##### DATA SHOWN
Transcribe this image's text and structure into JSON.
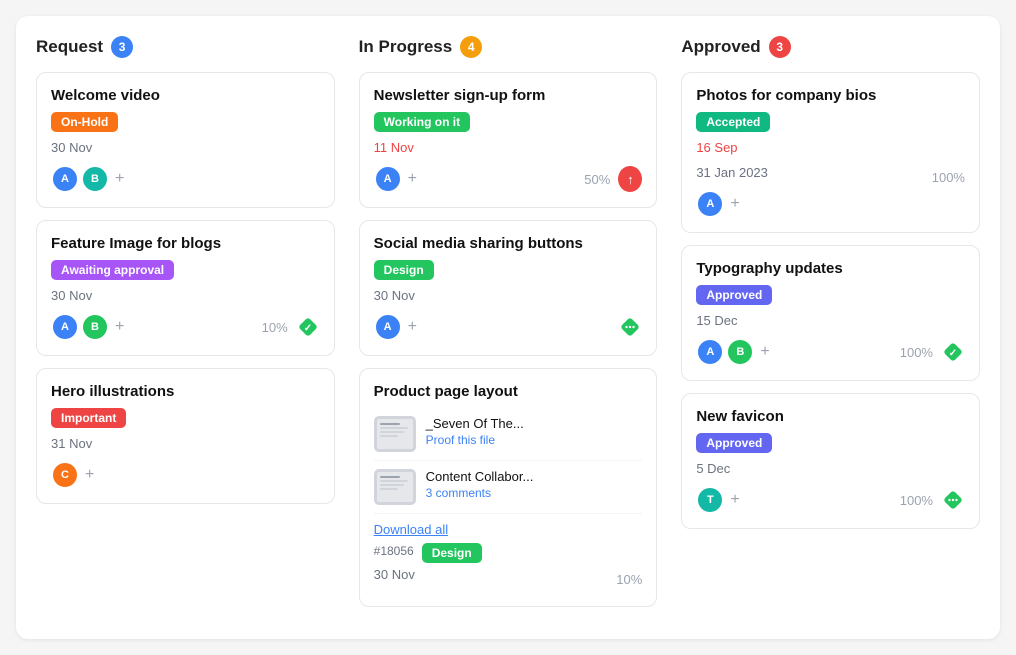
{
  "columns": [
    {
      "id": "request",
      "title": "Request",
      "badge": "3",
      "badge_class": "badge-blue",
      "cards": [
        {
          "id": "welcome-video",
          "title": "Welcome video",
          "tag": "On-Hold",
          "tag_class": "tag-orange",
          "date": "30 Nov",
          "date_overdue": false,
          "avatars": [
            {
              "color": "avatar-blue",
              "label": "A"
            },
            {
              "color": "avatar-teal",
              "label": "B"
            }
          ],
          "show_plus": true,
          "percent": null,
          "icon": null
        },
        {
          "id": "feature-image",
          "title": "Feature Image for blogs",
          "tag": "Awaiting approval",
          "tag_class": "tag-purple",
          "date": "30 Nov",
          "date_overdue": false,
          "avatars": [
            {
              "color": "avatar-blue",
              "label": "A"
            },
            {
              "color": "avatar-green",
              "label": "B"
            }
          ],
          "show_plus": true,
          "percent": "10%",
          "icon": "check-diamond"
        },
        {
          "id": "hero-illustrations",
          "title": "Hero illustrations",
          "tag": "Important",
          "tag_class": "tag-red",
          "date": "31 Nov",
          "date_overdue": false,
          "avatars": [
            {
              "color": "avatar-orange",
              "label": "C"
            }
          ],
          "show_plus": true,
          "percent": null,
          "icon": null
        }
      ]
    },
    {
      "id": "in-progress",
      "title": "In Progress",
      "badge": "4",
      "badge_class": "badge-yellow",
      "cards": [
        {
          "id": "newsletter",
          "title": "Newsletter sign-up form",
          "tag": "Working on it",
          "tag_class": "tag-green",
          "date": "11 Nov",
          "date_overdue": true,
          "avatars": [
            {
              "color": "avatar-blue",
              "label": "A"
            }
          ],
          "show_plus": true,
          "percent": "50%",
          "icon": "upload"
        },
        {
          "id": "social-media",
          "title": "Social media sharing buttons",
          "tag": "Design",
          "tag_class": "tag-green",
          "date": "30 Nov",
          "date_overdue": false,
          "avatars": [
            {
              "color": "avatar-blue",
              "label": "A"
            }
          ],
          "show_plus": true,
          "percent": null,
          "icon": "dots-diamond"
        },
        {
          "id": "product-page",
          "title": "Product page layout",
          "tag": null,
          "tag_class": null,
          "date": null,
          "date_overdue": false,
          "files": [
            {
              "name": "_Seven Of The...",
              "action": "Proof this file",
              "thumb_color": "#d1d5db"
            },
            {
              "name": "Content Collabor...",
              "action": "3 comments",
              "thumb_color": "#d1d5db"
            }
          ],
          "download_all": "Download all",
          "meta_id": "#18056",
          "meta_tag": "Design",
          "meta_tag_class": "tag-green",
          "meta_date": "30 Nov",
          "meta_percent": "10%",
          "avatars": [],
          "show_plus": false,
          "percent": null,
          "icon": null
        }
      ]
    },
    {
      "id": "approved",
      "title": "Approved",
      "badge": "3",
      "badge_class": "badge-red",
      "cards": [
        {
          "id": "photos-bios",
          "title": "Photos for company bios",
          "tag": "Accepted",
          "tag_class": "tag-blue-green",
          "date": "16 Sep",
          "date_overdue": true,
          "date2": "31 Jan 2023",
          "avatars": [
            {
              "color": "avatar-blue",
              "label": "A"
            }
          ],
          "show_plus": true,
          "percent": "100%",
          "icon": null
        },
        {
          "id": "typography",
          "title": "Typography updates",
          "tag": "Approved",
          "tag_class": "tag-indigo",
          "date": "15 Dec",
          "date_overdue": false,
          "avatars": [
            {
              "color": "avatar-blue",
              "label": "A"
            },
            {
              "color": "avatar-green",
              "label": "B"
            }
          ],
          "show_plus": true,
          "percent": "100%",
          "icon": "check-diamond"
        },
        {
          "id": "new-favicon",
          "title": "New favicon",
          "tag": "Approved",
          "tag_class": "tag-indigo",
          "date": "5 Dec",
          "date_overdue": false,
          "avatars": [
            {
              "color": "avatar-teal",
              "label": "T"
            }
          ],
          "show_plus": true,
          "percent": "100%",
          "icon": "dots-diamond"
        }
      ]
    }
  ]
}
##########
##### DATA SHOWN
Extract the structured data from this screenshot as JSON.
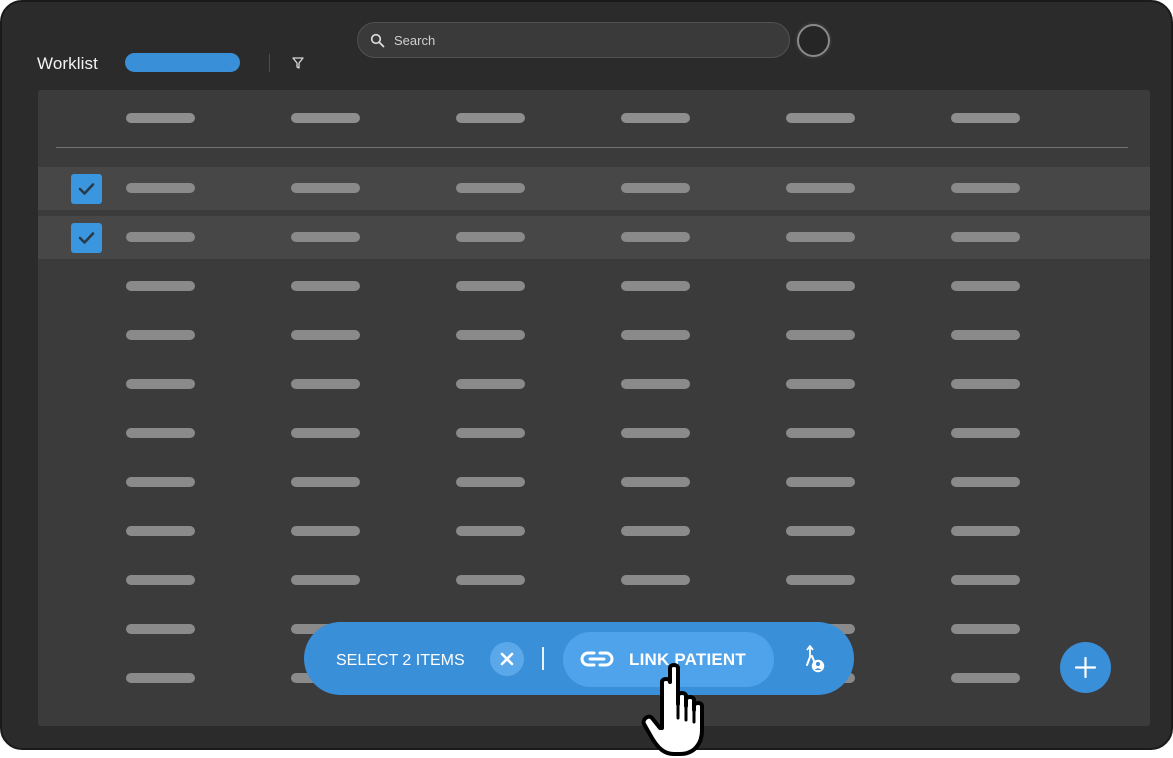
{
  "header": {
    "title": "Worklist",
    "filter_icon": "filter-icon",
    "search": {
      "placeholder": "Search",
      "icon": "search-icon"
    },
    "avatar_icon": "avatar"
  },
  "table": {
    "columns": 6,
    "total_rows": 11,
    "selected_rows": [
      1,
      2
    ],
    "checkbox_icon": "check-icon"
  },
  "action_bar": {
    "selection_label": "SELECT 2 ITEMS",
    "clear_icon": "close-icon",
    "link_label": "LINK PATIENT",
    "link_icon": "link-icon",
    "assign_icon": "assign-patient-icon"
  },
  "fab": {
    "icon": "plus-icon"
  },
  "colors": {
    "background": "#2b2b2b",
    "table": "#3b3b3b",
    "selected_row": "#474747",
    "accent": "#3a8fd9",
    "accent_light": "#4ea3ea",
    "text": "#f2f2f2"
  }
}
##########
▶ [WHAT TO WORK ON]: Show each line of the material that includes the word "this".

▶ [FINISHED TASK]:
Transcribe this image's text and structure into JSON.
              "action": "Proof this file",
Extract the structured data from this screenshot as JSON.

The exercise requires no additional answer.